It comes after the head of the NHS in England said that all adults in England should be able to book their first coronavirus jab by the end of the week.
Sir Simon Stevens told the NHS Confederation conference on Tuesday that the NHS will "finish the job" of the Covid-19 vaccination programme to the "greatest extent possible" over the next four weeks during the extension of lockdown.
The NHS said that from Wednesday it will contact 972,000 21- and 22-year-olds to invite them to book their vaccination.
This means only 18- to 20-year-olds are left to get the call.
Dr Emily Lawson, lead for the NHS Covid vaccination programme, said: "The largest ever NHS vaccination campaign is in the home stretch of the first dose rollout.
"The vaccine is the most important step you can take to protect yourself, your friends and family so it's really important everybody in the latest eligible groups books themselves in to get their jab and plays their part in this huge national effort."
Health Secretary Matt Hancock said: "We're almost at the final hurdle of offering lifesaving jabs to all UK adults, with both vaccines providing the fullest possible protection against symptoms, serious illness and hospitalisation from this awful virus and moving us a step closer to beating this pandemic.
"I urge everyone aged 21 and over to get your vaccines booked in as soon as possible to not only secure this extra defence for yourself, but to protect your loved ones too."
Cabinet minister Liz Truss today said the Joint Committee on Vaccination and Immunisation (JCVI) was not recommending offering Covid-19 jabs to under-18s.
The International Trade Secretary told BBC Breakfast: "Of course the Government will look very closely at the JCVI's recommendations.
"It is my understanding that they are not recommending the vaccination of under-18s and we will be saying more in due course about that."
In a press conference on Monday, Chief Medical Officer Chris Whitty said the priority was to give all adults a vaccine by July 19, the new date for when restrictions are set to be eased.
The Prime Minister announced on Monday that so-called Freedom Day has been pushed back to allow for more people to get their second jab.
Boris Johnson also said that the vaccine timetable had been sped up so that over 40s would receive their second dose eight weeks after the first, instead of 12 weeks later.
Health Secretary Matt Hancock said: “Second doses are increasingly vital, so this is an incredibly important milestone.
“Day after day, our vaccination programme reaches new heights. With over 30 million people across the UK now receiving a second dose, we are giving the fullest possible protection to our loved ones in the face of new variants.

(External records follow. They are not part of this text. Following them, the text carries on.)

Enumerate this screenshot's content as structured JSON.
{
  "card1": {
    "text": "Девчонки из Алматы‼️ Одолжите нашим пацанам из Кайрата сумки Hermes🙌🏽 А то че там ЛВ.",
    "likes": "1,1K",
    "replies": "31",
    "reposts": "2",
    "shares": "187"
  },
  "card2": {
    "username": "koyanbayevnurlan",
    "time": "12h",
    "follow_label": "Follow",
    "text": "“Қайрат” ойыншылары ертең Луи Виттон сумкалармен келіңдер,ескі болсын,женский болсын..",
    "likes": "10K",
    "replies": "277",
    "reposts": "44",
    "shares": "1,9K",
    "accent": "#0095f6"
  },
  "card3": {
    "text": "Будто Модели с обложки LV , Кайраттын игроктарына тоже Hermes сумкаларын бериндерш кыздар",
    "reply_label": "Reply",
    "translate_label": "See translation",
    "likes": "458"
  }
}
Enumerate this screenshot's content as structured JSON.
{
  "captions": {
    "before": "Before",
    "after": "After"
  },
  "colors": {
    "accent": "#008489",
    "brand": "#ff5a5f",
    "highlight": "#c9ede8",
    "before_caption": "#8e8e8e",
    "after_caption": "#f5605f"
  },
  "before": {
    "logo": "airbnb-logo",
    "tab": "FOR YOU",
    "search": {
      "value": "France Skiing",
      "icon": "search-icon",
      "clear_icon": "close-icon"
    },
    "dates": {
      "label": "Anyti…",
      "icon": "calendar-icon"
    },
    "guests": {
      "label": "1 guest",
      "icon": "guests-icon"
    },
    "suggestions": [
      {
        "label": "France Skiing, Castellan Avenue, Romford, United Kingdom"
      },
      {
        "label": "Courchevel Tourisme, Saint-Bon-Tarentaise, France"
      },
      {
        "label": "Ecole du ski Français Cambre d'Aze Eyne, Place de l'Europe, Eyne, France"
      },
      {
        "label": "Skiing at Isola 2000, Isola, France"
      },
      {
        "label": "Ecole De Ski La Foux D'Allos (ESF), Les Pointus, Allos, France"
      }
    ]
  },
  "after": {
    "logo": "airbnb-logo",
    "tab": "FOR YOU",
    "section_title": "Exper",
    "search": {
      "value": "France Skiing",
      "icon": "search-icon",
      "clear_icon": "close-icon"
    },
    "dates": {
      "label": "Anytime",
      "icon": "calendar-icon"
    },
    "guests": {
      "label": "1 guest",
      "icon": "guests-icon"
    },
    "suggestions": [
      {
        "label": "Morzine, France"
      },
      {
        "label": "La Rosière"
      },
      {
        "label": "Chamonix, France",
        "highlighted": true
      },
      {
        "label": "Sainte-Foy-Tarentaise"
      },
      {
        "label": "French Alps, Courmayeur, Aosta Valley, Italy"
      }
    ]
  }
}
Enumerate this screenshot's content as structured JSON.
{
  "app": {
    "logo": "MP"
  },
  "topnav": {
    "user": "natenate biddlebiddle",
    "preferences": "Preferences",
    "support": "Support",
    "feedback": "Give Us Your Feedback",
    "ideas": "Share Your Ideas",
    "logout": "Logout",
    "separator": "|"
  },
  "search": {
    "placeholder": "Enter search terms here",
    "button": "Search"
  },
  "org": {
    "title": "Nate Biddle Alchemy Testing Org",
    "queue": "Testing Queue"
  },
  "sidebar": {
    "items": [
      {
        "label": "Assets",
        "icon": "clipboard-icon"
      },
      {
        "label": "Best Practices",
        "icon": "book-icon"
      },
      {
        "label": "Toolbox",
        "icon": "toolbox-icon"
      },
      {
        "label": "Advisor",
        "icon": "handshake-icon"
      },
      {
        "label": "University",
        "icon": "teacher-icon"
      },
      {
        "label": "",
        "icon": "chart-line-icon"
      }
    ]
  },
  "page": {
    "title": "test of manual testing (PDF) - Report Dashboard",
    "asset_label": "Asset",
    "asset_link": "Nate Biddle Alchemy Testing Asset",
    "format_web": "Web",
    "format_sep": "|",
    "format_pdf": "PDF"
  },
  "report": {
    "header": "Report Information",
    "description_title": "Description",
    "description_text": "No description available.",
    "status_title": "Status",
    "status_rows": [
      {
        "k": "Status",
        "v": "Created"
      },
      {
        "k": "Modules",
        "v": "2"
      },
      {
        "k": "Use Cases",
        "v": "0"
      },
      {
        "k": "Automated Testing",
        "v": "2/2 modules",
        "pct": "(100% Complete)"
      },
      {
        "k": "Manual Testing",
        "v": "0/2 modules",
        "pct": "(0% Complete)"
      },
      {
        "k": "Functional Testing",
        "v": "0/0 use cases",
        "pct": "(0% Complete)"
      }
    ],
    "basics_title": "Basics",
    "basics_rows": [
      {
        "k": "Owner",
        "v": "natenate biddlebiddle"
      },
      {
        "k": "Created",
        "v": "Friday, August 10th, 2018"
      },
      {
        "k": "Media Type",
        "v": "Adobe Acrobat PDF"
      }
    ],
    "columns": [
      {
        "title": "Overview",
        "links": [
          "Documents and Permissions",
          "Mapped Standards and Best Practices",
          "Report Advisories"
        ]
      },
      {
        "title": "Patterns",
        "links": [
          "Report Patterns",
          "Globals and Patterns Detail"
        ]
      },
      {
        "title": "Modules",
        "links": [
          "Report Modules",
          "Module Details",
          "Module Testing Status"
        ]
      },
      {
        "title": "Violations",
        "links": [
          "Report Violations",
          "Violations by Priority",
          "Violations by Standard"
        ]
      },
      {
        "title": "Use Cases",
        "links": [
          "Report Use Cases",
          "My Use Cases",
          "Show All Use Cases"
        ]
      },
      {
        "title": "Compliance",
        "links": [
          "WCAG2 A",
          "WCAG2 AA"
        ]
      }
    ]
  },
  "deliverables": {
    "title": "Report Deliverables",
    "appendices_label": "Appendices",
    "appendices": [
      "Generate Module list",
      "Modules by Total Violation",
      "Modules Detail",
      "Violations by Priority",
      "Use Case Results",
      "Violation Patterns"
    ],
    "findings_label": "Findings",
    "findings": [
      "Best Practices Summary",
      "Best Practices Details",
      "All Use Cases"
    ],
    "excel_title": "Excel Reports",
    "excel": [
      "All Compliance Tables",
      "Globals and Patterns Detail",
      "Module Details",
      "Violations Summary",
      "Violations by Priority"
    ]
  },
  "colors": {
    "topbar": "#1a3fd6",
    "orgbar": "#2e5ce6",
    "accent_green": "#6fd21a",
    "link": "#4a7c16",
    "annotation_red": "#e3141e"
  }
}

“The strength of the union has never been clearer than in the UK vaccination effort. All four corners of this country have pulled together for one common purpose – to get the jab and fight this virus.
“I want to pay tribute to everyone right across the country who has answered our call to arms and rolled up their sleeves to get the jab."